Excerpts from an interface dataset:
/---

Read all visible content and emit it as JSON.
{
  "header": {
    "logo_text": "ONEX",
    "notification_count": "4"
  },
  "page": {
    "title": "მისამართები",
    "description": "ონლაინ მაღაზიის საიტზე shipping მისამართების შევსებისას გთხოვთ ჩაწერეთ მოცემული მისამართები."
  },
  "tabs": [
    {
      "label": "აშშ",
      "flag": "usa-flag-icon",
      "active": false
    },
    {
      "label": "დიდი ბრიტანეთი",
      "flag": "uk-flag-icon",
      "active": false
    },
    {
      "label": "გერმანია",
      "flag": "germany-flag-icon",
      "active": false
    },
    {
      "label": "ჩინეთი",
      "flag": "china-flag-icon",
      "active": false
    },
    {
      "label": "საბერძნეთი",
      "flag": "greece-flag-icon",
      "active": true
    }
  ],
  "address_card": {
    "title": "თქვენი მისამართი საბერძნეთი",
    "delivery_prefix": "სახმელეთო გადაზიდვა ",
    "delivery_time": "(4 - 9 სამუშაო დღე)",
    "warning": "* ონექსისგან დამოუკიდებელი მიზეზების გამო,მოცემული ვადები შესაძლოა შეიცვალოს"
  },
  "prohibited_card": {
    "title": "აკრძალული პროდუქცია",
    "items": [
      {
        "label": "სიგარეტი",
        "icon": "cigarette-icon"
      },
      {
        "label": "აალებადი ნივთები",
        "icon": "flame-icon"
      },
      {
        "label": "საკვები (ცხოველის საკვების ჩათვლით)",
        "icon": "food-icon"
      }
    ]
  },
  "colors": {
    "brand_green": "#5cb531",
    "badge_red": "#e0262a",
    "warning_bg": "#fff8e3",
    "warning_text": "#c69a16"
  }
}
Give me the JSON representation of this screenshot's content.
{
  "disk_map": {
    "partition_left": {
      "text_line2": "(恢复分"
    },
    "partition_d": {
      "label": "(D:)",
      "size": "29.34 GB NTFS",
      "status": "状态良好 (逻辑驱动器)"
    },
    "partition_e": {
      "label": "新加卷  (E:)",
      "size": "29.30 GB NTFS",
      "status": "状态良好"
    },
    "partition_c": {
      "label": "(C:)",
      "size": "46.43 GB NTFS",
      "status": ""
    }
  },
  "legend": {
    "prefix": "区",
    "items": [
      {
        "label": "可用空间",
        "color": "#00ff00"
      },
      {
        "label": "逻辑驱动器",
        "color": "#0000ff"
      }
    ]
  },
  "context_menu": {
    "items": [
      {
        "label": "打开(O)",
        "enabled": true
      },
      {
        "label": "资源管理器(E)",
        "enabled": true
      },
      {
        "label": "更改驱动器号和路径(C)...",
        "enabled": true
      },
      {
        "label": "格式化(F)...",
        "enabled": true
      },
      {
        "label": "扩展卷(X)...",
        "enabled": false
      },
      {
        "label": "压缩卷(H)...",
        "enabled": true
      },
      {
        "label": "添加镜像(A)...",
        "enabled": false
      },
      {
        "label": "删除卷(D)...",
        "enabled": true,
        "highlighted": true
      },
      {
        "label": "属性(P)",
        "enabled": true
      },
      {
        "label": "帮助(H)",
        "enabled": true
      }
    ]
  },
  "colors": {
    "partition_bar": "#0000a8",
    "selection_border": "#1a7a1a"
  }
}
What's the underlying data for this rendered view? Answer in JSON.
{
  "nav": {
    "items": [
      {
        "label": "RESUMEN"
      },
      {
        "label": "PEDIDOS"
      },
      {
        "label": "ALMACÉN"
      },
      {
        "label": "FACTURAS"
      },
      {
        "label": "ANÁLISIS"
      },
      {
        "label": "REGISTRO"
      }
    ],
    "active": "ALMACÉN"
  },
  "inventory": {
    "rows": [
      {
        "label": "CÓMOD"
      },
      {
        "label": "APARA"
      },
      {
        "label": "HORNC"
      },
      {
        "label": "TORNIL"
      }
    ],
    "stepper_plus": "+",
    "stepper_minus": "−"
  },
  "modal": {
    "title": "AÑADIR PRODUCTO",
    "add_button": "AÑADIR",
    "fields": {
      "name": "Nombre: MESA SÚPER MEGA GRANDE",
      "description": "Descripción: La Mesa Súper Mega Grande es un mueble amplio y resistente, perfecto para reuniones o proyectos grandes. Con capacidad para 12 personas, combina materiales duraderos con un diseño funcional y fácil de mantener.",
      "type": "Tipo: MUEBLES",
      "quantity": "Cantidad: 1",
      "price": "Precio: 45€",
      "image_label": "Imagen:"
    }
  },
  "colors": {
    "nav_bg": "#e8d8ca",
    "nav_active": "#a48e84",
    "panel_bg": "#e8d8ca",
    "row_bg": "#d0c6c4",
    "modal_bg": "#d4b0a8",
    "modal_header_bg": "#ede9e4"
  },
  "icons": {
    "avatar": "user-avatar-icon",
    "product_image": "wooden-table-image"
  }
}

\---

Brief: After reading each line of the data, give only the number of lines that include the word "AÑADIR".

Task output: 2